Laura Blume: The violence against public figures project
The violence against public figures project
Laura Blume, Ph.D., an assistant professor of political science at the University of Nevada, Reno. Her current research focuses on the political causes and consequences of criminal violence in Central America. More broadly, her teaching and research interests include the war on drugs, violence, illicit economies, immigration, and democratization throughout Latin America and the Caribbean. She is working on a book project that uses comparative ethnography to examine the ways in which political context impacts drug-trafficking violence in Central America. She won a 2022 Harry Frank Guggenheim Distinguished Scholar Award to support a project she is leading that is tracking Violence Against Public Figures (VAPF) in Central America.
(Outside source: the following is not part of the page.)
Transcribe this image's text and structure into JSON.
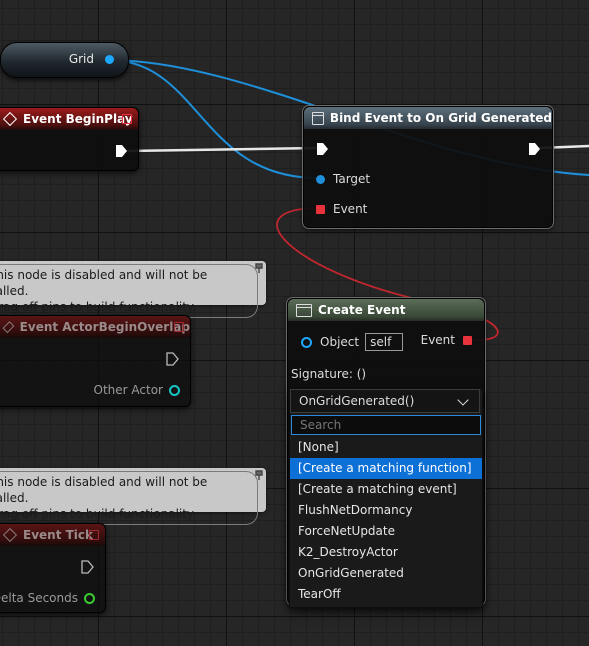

Blume has had the opportunity to work with numerous university students on this project and really enjoys mentoring students.
This project seeks to expand academics and practitioners understanding of violence, specifically in Central America, by constructing a comprehensive cross-national, panel dataset of incidents of lethal Violence Against Public Figures (VAPF). Advancing and increasing understanding of violence towards public figures is of vital importance because this targeted violence can have broad and serious ripple effects on society and governance. For example, killing candidates limits the choices available to electorates, killing judges or prosecutors undermines the rule of law, killing journalists compromises freedom of the press, and killing activists has clear consequences for civil society and the various social movements to which these activists provide leadership. Thus, lethal violence against public figures warrants far greater attention. When completed, this dataset would be the first comprehensive, cross-national panel dataset of violence against a range of public figures, all of whom are important to functioning democracy and all have become targets of assassinations in Central America. Data on these assassinations is collected and coded based on online sources (e.g., newspapers). This project requires Spanish language skills.